Dataset records
>>

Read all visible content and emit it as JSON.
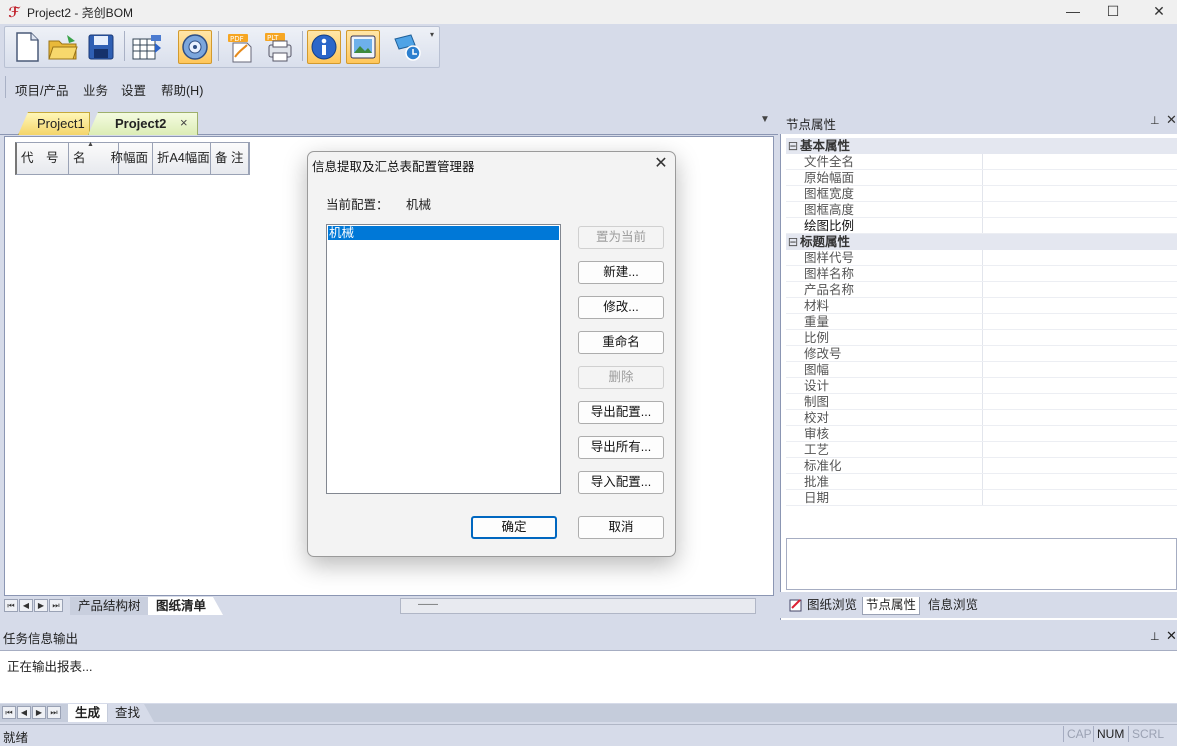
{
  "window": {
    "title": "Project2 - 尧创BOM",
    "logo_glyph": "ℱ",
    "minimize": "—",
    "maximize": "☐",
    "close": "✕"
  },
  "toolbar": {
    "items": [
      {
        "icon": "new-document-icon"
      },
      {
        "icon": "open-folder-icon"
      },
      {
        "icon": "save-icon"
      },
      {
        "icon": "table-export-icon"
      },
      {
        "icon": "config-disc-icon",
        "active": true
      },
      {
        "icon": "pdf-icon",
        "label": "PDF"
      },
      {
        "icon": "plt-print-icon",
        "label": "PLT"
      },
      {
        "icon": "info-icon",
        "active": true
      },
      {
        "icon": "image-viewer-icon",
        "active": true
      },
      {
        "icon": "update-icon"
      }
    ],
    "overflow": "▾"
  },
  "menu": {
    "items": [
      "项目/产品",
      "业务",
      "设置",
      "帮助(H)"
    ]
  },
  "doc_tabs": {
    "tab1": "Project1",
    "tab2": "Project2",
    "close": "×",
    "dropdown": "▼"
  },
  "grid": {
    "columns": [
      "代　号",
      "名　　称",
      "幅面",
      "折A4幅面",
      "备 注"
    ],
    "sort_indicator": "▲"
  },
  "sheet_tabs": {
    "nav": [
      "⏮",
      "◀",
      "▶",
      "⏭"
    ],
    "tab_tree": "产品结构树",
    "tab_list": "图纸清单",
    "scroll_thumb": "——"
  },
  "right_panel": {
    "title": "节点属性",
    "pin": "⊥",
    "close": "✕",
    "categories": [
      {
        "label": "基本属性",
        "expander": "⊟",
        "rows": [
          "文件全名",
          "原始幅面",
          "图框宽度",
          "图框高度",
          "绘图比例"
        ],
        "strong_index": 4
      },
      {
        "label": "标题属性",
        "expander": "⊟",
        "rows": [
          "图样代号",
          "图样名称",
          "产品名称",
          "材料",
          "重量",
          "比例",
          "修改号",
          "图幅",
          "设计",
          "制图",
          "校对",
          "审核",
          "工艺",
          "标准化",
          "批准",
          "日期"
        ]
      }
    ],
    "bottom_tabs": [
      "图纸浏览",
      "节点属性",
      "信息浏览"
    ]
  },
  "task_output": {
    "title": "任务信息输出",
    "pin": "⊥",
    "close": "✕",
    "message": "正在输出报表...",
    "tab_gen": "生成",
    "tab_find": "查找"
  },
  "status": {
    "text": "就绪",
    "cap": "CAP",
    "num": "NUM",
    "scrl": "SCRL"
  },
  "dialog": {
    "title": "信息提取及汇总表配置管理器",
    "close": "✕",
    "current_label": "当前配置：",
    "current_value": "机械",
    "list_items": [
      "机械"
    ],
    "buttons": {
      "set_current": "置为当前",
      "new": "新建...",
      "modify": "修改...",
      "rename": "重命名",
      "delete": "删除",
      "export": "导出配置...",
      "export_all": "导出所有...",
      "import": "导入配置..."
    },
    "ok": "确定",
    "cancel": "取消"
  }
}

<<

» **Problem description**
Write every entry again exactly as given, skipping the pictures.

» **Written answer**
Read all visible content and emit it as JSON.
{
  "window": {
    "title": "Project2 - 尧创BOM",
    "logo_glyph": "ℱ",
    "minimize": "—",
    "maximize": "☐",
    "close": "✕"
  },
  "toolbar": {
    "items": [
      {
        "icon": "new-document-icon"
      },
      {
        "icon": "open-folder-icon"
      },
      {
        "icon": "save-icon"
      },
      {
        "icon": "table-export-icon"
      },
      {
        "icon": "config-disc-icon",
        "active": true
      },
      {
        "icon": "pdf-icon",
        "label": "PDF"
      },
      {
        "icon": "plt-print-icon",
        "label": "PLT"
      },
      {
        "icon": "info-icon",
        "active": true
      },
      {
        "icon": "image-viewer-icon",
        "active": true
      },
      {
        "icon": "update-icon"
      }
    ],
    "overflow": "▾"
  },
  "menu": {
    "items": [
      "项目/产品",
      "业务",
      "设置",
      "帮助(H)"
    ]
  },
  "doc_tabs": {
    "tab1": "Project1",
    "tab2": "Project2",
    "close": "×",
    "dropdown": "▼"
  },
  "grid": {
    "columns": [
      "代　号",
      "名　　称",
      "幅面",
      "折A4幅面",
      "备 注"
    ],
    "sort_indicator": "▲"
  },
  "sheet_tabs": {
    "nav": [
      "⏮",
      "◀",
      "▶",
      "⏭"
    ],
    "tab_tree": "产品结构树",
    "tab_list": "图纸清单",
    "scroll_thumb": "——"
  },
  "right_panel": {
    "title": "节点属性",
    "pin": "⊥",
    "close": "✕",
    "categories": [
      {
        "label": "基本属性",
        "expander": "⊟",
        "rows": [
          "文件全名",
          "原始幅面",
          "图框宽度",
          "图框高度",
          "绘图比例"
        ],
        "strong_index": 4
      },
      {
        "label": "标题属性",
        "expander": "⊟",
        "rows": [
          "图样代号",
          "图样名称",
          "产品名称",
          "材料",
          "重量",
          "比例",
          "修改号",
          "图幅",
          "设计",
          "制图",
          "校对",
          "审核",
          "工艺",
          "标准化",
          "批准",
          "日期"
        ]
      }
    ],
    "bottom_tabs": [
      "图纸浏览",
      "节点属性",
      "信息浏览"
    ]
  },
  "task_output": {
    "title": "任务信息输出",
    "pin": "⊥",
    "close": "✕",
    "message": "正在输出报表...",
    "tab_gen": "生成",
    "tab_find": "查找"
  },
  "status": {
    "text": "就绪",
    "cap": "CAP",
    "num": "NUM",
    "scrl": "SCRL"
  },
  "dialog": {
    "title": "信息提取及汇总表配置管理器",
    "close": "✕",
    "current_label": "当前配置：",
    "current_value": "机械",
    "list_items": [
      "机械"
    ],
    "buttons": {
      "set_current": "置为当前",
      "new": "新建...",
      "modify": "修改...",
      "rename": "重命名",
      "delete": "删除",
      "export": "导出配置...",
      "export_all": "导出所有...",
      "import": "导入配置..."
    },
    "ok": "确定",
    "cancel": "取消"
  }
}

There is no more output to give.